Activity: Please go line by line and repeat the data below exactly, with no images.

Records drawn from a dataset:

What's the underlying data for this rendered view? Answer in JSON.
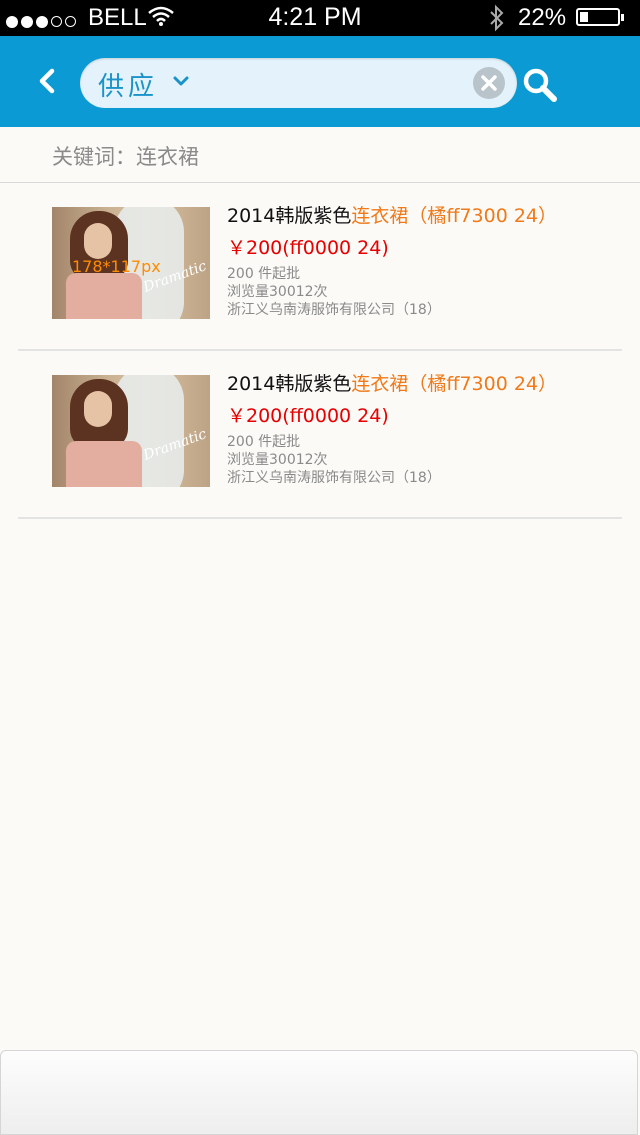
{
  "status_bar": {
    "carrier": "BELL",
    "time": "4:21 PM",
    "battery_percent": "22%",
    "battery_level": 0.22,
    "signal_bars_filled": 3,
    "signal_bars_total": 5
  },
  "nav": {
    "search_type": "供应",
    "icons": [
      "chevron-left-icon",
      "chevron-down-icon",
      "clear-icon",
      "search-icon"
    ],
    "colors": {
      "bar": "#0b9ad3",
      "search_bg": "#e3f2fb",
      "search_text": "#1a93c8"
    }
  },
  "keyword": {
    "label": "关键词：连衣裙"
  },
  "results": [
    {
      "title_prefix": "2014韩版紫色",
      "title_highlight": "连衣裙（橘ff7300 24）",
      "price": "￥200(ff0000 24)",
      "min_order": "200 件起批",
      "views": "浏览量30012次",
      "company": "浙江义乌南涛服饰有限公司（18）",
      "thumb_placeholder": "178*117px"
    },
    {
      "title_prefix": "2014韩版紫色",
      "title_highlight": "连衣裙（橘ff7300 24）",
      "price": "￥200(ff0000 24)",
      "min_order": "200 件起批",
      "views": "浏览量30012次",
      "company": "浙江义乌南涛服饰有限公司（18）",
      "thumb_placeholder": ""
    }
  ],
  "colors": {
    "highlight": "#f07a1a",
    "price": "#e60000",
    "meta": "#8a8a8a"
  }
}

Response for this exercise:
What's the underlying data for this rendered view? Answer in JSON.
{
  "status_bar": {
    "carrier": "BELL",
    "time": "4:21 PM",
    "battery_percent": "22%",
    "battery_level": 0.22,
    "signal_bars_filled": 3,
    "signal_bars_total": 5
  },
  "nav": {
    "search_type": "供应",
    "icons": [
      "chevron-left-icon",
      "chevron-down-icon",
      "clear-icon",
      "search-icon"
    ],
    "colors": {
      "bar": "#0b9ad3",
      "search_bg": "#e3f2fb",
      "search_text": "#1a93c8"
    }
  },
  "keyword": {
    "label": "关键词：连衣裙"
  },
  "results": [
    {
      "title_prefix": "2014韩版紫色",
      "title_highlight": "连衣裙（橘ff7300 24）",
      "price": "￥200(ff0000 24)",
      "min_order": "200 件起批",
      "views": "浏览量30012次",
      "company": "浙江义乌南涛服饰有限公司（18）",
      "thumb_placeholder": "178*117px"
    },
    {
      "title_prefix": "2014韩版紫色",
      "title_highlight": "连衣裙（橘ff7300 24）",
      "price": "￥200(ff0000 24)",
      "min_order": "200 件起批",
      "views": "浏览量30012次",
      "company": "浙江义乌南涛服饰有限公司（18）",
      "thumb_placeholder": ""
    }
  ],
  "colors": {
    "highlight": "#f07a1a",
    "price": "#e60000",
    "meta": "#8a8a8a"
  }
}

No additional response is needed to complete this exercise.